Across the records below, how many lines include the string "External"? Respond with the number only.
Supplied material Block Start
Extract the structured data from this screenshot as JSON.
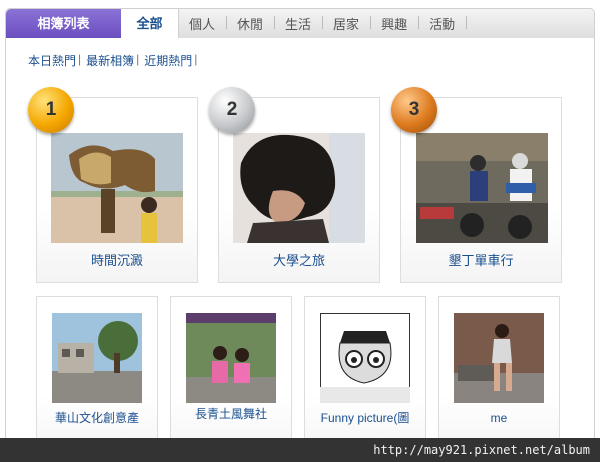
{
  "tabbar": {
    "title": "相簿列表",
    "active_tab": "全部",
    "tabs": [
      "個人",
      "休閒",
      "生活",
      "居家",
      "興趣",
      "活動"
    ]
  },
  "subnav": {
    "items": [
      "本日熱門",
      "最新相簿",
      "近期熱門"
    ]
  },
  "top_albums": [
    {
      "rank": "1",
      "medal": "gold",
      "caption": "時間沉澱"
    },
    {
      "rank": "2",
      "medal": "silver",
      "caption": "大學之旅"
    },
    {
      "rank": "3",
      "medal": "bronze",
      "caption": "墾丁單車行"
    }
  ],
  "albums": [
    {
      "caption": "華山文化創意產"
    },
    {
      "caption": "長青土風舞社"
    },
    {
      "caption": "Funny picture(圖"
    },
    {
      "caption": "me"
    }
  ],
  "status": {
    "url": "http://may921.pixnet.net/album"
  },
  "colors": {
    "accent": "#6b4fc0",
    "link": "#1a4f8f",
    "statusbar": "#333333"
  }
}
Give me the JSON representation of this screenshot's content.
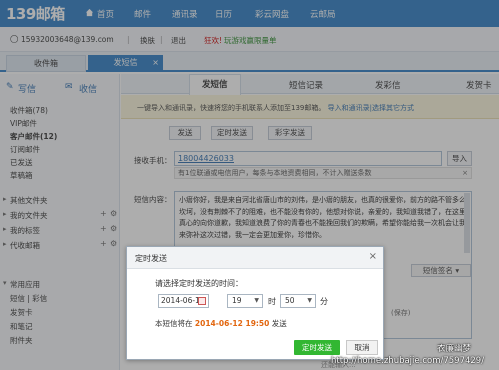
{
  "header": {
    "logo": "139邮箱",
    "nav": [
      "首页",
      "邮件",
      "通讯录",
      "日历",
      "彩云网盘",
      "云邮局"
    ]
  },
  "userbar": {
    "account": "15932003648@139.com",
    "switch": "换肤",
    "logout": "退出",
    "promo_a": "狂欢!",
    "promo_b": "玩游戏赢限量单"
  },
  "tabs": {
    "inbox": "收件箱",
    "sms": "发短信",
    "sms_close": "×"
  },
  "sidebar": {
    "compose": "写信",
    "receive": "收信",
    "items": [
      {
        "label": "收件箱(78)"
      },
      {
        "label": "VIP邮件"
      },
      {
        "label": "客户邮件(12)"
      },
      {
        "label": "订阅邮件"
      },
      {
        "label": "已发送"
      },
      {
        "label": "草稿箱"
      }
    ],
    "sections": [
      {
        "label": "其他文件夹"
      },
      {
        "label": "我的文件夹"
      },
      {
        "label": "我的标签"
      },
      {
        "label": "代收邮箱"
      }
    ],
    "apps_title": "常用应用",
    "apps_row1": "短信  |  彩信",
    "apps": [
      "发贺卡",
      "和笔记",
      "附件夹"
    ]
  },
  "content": {
    "subtabs": [
      "发短信",
      "短信记录",
      "发彩信",
      "发贺卡"
    ],
    "tip": "一键导入和通讯录，快速将您的手机联系人添加至139邮箱。",
    "tip_link": "导入和通讯录|选择其它方式",
    "modes": [
      "发送",
      "定时发送",
      "彩字发送"
    ],
    "recv_label": "接收手机：",
    "recv_number": "18004426033",
    "import_btn": "导入",
    "recv_note": "有1位联通或电信用户，每条与本地资费相同，不计入赠送条数",
    "recv_note_close": "×",
    "msg_label": "短信内容：",
    "msg_body": "小瘩你好，我是来自河北省唐山市的刘伟，是小瘩的朋友，也真的很爱你，前方的路不管多么坎坷，没有荆棘不了的阻难，也不能没有你的，他想对你说，亲爱的，我知道我错了，在这里真心的向你道歉，我知道浪费了你的青春也不能挽回我们的欺瞒，希望你能给我一次机会让我来弥补这次过错，我一定会更加爱你，珍惜你。",
    "sig_select": "短信签名",
    "save_note": "(保存)",
    "bottom_note": "还能输入..."
  },
  "dialog": {
    "title": "定时发送",
    "close": "×",
    "prompt": "请选择定时发送的时间：",
    "date": "2014-06-12",
    "hour": "19",
    "hour_unit": "时",
    "minute": "50",
    "minute_unit": "分",
    "summary_pre": "本短信将在",
    "summary_time": "2014-06-12 19:50",
    "summary_post": "发送",
    "ok": "定时发送",
    "cancel": "取消"
  },
  "watermark": {
    "line1": "衣廉幽梦",
    "line2": "http://home.zhubajie.com/7597429/"
  },
  "colors": {
    "brand": "#2f7fc6",
    "ok_button": "#32b732",
    "highlight": "#e2660f"
  }
}
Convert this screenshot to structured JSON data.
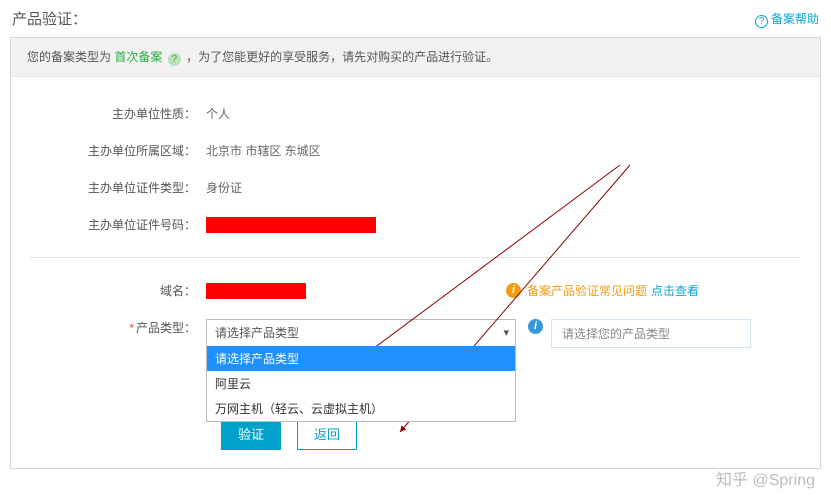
{
  "header": {
    "title": "产品验证：",
    "help_label": "备案帮助"
  },
  "infobar": {
    "prefix": "您的备案类型为",
    "highlight": "首次备案",
    "suffix": "，为了您能更好的享受服务，请先对购买的产品进行验证。"
  },
  "fields": {
    "nature": {
      "label": "主办单位性质：",
      "value": "个人"
    },
    "region": {
      "label": "主办单位所属区域：",
      "value": "北京市 市辖区 东城区"
    },
    "id_type": {
      "label": "主办单位证件类型：",
      "value": "身份证"
    },
    "id_no": {
      "label": "主办单位证件号码："
    },
    "domain": {
      "label": "域名："
    },
    "product_type": {
      "label": "产品类型：",
      "placeholder": "请选择产品类型"
    }
  },
  "dropdown": {
    "options": [
      "请选择产品类型",
      "阿里云",
      "万网主机（轻云、云虚拟主机）"
    ],
    "selected_index": 0
  },
  "faq": {
    "text": "备案产品验证常见问题",
    "link": "点击查看"
  },
  "hint": {
    "text": "请选择您的产品类型"
  },
  "buttons": {
    "verify": "验证",
    "back": "返回"
  },
  "watermark": "知乎 @Spring"
}
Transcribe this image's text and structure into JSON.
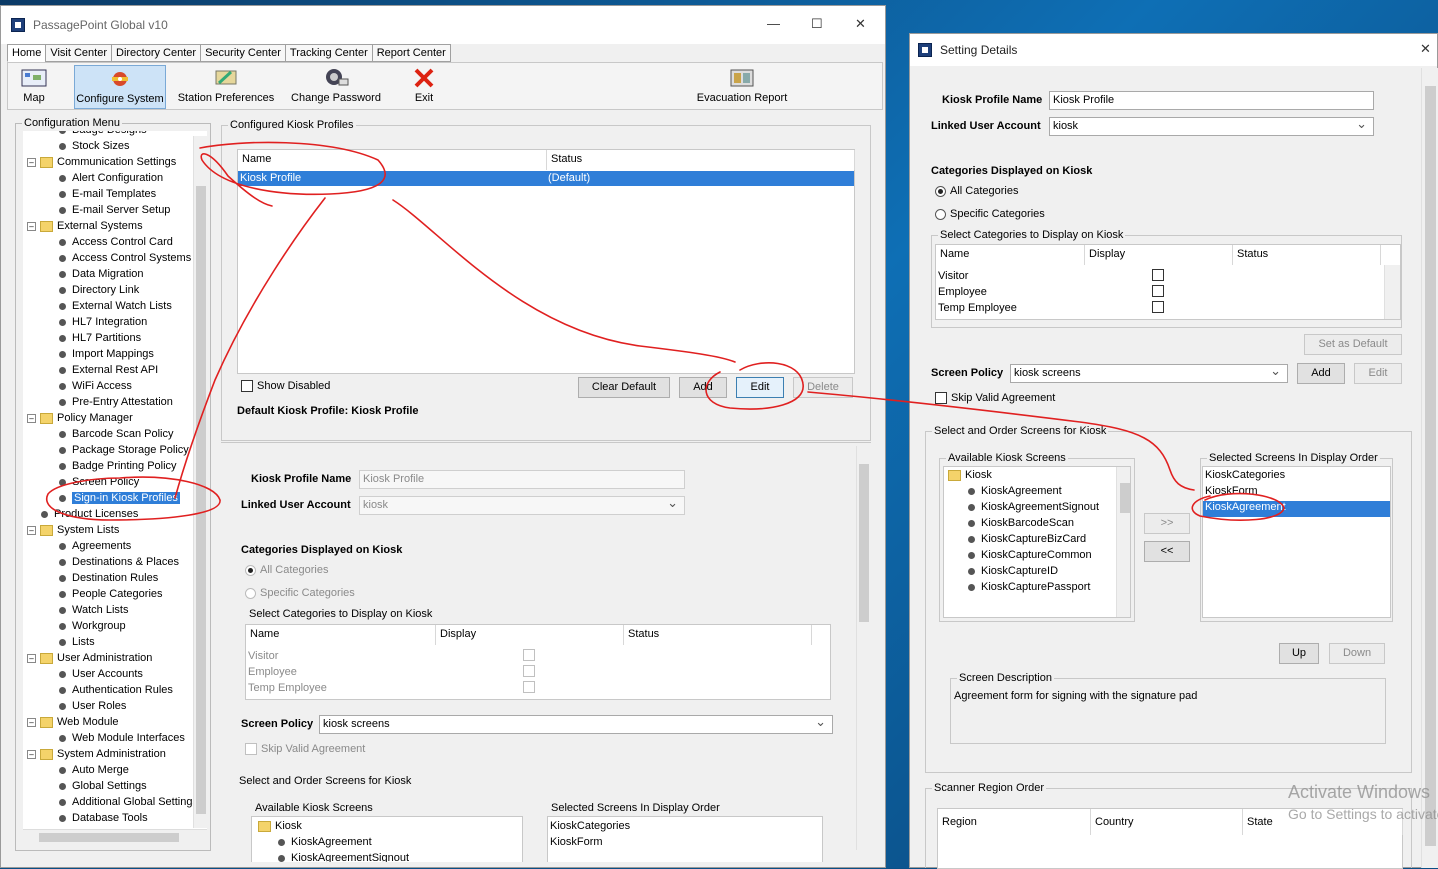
{
  "main_window": {
    "title": "PassagePoint Global v10",
    "tabs": [
      "Home",
      "Visit Center",
      "Directory Center",
      "Security Center",
      "Tracking Center",
      "Report Center"
    ],
    "toolbar": {
      "map": "Map",
      "configure": "Configure System",
      "station": "Station Preferences",
      "password": "Change Password",
      "exit": "Exit",
      "evac": "Evacuation Report"
    },
    "menu_title": "Configuration Menu",
    "tree": [
      {
        "t": "Badge Designs",
        "lvl": 2
      },
      {
        "t": "Stock Sizes",
        "lvl": 2
      },
      {
        "t": "Communication Settings",
        "lvl": 1
      },
      {
        "t": "Alert Configuration",
        "lvl": 2
      },
      {
        "t": "E-mail Templates",
        "lvl": 2
      },
      {
        "t": "E-mail Server Setup",
        "lvl": 2
      },
      {
        "t": "External Systems",
        "lvl": 1
      },
      {
        "t": "Access Control Card",
        "lvl": 2
      },
      {
        "t": "Access Control Systems",
        "lvl": 2
      },
      {
        "t": "Data Migration",
        "lvl": 2
      },
      {
        "t": "Directory Link",
        "lvl": 2
      },
      {
        "t": "External Watch Lists",
        "lvl": 2
      },
      {
        "t": "HL7 Integration",
        "lvl": 2
      },
      {
        "t": "HL7 Partitions",
        "lvl": 2
      },
      {
        "t": "Import Mappings",
        "lvl": 2
      },
      {
        "t": "External Rest API",
        "lvl": 2
      },
      {
        "t": "WiFi Access",
        "lvl": 2
      },
      {
        "t": "Pre-Entry Attestation",
        "lvl": 2
      },
      {
        "t": "Policy Manager",
        "lvl": 1
      },
      {
        "t": "Barcode Scan Policy",
        "lvl": 2
      },
      {
        "t": "Package Storage Policy",
        "lvl": 2
      },
      {
        "t": "Badge Printing Policy",
        "lvl": 2
      },
      {
        "t": "Screen Policy",
        "lvl": 2
      },
      {
        "t": "Sign-in Kiosk Profiles",
        "lvl": 2,
        "sel": true
      },
      {
        "t": "Product Licenses",
        "lvl": 0
      },
      {
        "t": "System Lists",
        "lvl": 1
      },
      {
        "t": "Agreements",
        "lvl": 2
      },
      {
        "t": "Destinations & Places",
        "lvl": 2
      },
      {
        "t": "Destination Rules",
        "lvl": 2
      },
      {
        "t": "People Categories",
        "lvl": 2
      },
      {
        "t": "Watch Lists",
        "lvl": 2
      },
      {
        "t": "Workgroup",
        "lvl": 2
      },
      {
        "t": "Lists",
        "lvl": 2
      },
      {
        "t": "User Administration",
        "lvl": 1
      },
      {
        "t": "User Accounts",
        "lvl": 2
      },
      {
        "t": "Authentication Rules",
        "lvl": 2
      },
      {
        "t": "User Roles",
        "lvl": 2
      },
      {
        "t": "Web Module",
        "lvl": 1
      },
      {
        "t": "Web Module Interfaces",
        "lvl": 2
      },
      {
        "t": "System Administration",
        "lvl": 1
      },
      {
        "t": "Auto Merge",
        "lvl": 2
      },
      {
        "t": "Global Settings",
        "lvl": 2
      },
      {
        "t": "Additional Global Settings",
        "lvl": 2
      },
      {
        "t": "Database Tools",
        "lvl": 2
      }
    ],
    "profiles": {
      "legend": "Configured Kiosk Profiles",
      "col_name": "Name",
      "col_status": "Status",
      "row_name": "Kiosk Profile",
      "row_status": "(Default)",
      "show_disabled": "Show Disabled",
      "clear_default": "Clear Default",
      "add": "Add",
      "edit": "Edit",
      "delete": "Delete",
      "default_label": "Default Kiosk Profile: Kiosk Profile"
    },
    "detail": {
      "profile_name_label": "Kiosk Profile Name",
      "profile_name_value": "Kiosk Profile",
      "linked_label": "Linked User Account",
      "linked_value": "kiosk",
      "cats_label": "Categories Displayed on Kiosk",
      "all_cats": "All Categories",
      "specific_cats": "Specific Categories",
      "select_cats": "Select Categories to Display on Kiosk",
      "col_name": "Name",
      "col_display": "Display",
      "col_status": "Status",
      "rows": [
        "Visitor",
        "Employee",
        "Temp Employee"
      ],
      "screen_policy_label": "Screen Policy",
      "screen_policy_value": "kiosk screens",
      "skip": "Skip Valid Agreement",
      "order_legend": "Select and Order Screens for Kiosk",
      "available": "Available Kiosk Screens",
      "selected": "Selected Screens In Display Order",
      "kiosk_folder": "Kiosk",
      "avail_items": [
        "KioskAgreement",
        "KioskAgreementSignout"
      ],
      "sel_items": [
        "KioskCategories",
        "KioskForm"
      ]
    }
  },
  "dialog": {
    "title": "Setting Details",
    "profile_name_label": "Kiosk Profile Name",
    "profile_name_value": "Kiosk Profile",
    "linked_label": "Linked User Account",
    "linked_value": "kiosk",
    "cats_label": "Categories Displayed on Kiosk",
    "all_cats": "All Categories",
    "specific_cats": "Specific Categories",
    "select_cats": "Select Categories to Display on Kiosk",
    "col_name": "Name",
    "col_display": "Display",
    "col_status": "Status",
    "rows": [
      "Visitor",
      "Employee",
      "Temp Employee"
    ],
    "set_default": "Set as Default",
    "screen_policy_label": "Screen Policy",
    "screen_policy_value": "kiosk screens",
    "add": "Add",
    "edit": "Edit",
    "skip": "Skip Valid Agreement",
    "order_legend": "Select and Order Screens for Kiosk",
    "available": "Available Kiosk Screens",
    "selected": "Selected Screens In Display Order",
    "kiosk_folder": "Kiosk",
    "avail_items": [
      "KioskAgreement",
      "KioskAgreementSignout",
      "KioskBarcodeScan",
      "KioskCaptureBizCard",
      "KioskCaptureCommon",
      "KioskCaptureID",
      "KioskCapturePassport"
    ],
    "sel_items": [
      "KioskCategories",
      "KioskForm",
      "KioskAgreement"
    ],
    "move_right": ">>",
    "move_left": "<<",
    "up": "Up",
    "down": "Down",
    "desc_legend": "Screen Description",
    "desc_text": "Agreement form for signing with the signature pad",
    "scanner_legend": "Scanner Region Order",
    "col_region": "Region",
    "col_country": "Country",
    "col_state": "State"
  },
  "watermark": {
    "line1": "Activate Windows",
    "line2": "Go to Settings to activate Windows."
  },
  "colors": {
    "selection": "#2f7ed8",
    "annotation": "#e02020"
  }
}
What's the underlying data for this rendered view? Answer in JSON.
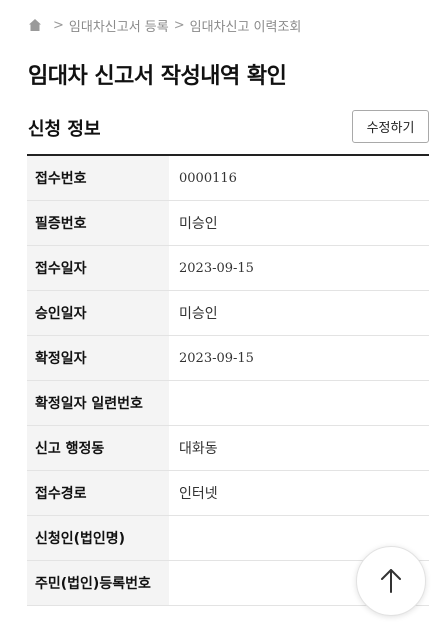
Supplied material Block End
- Answer for this exercise
3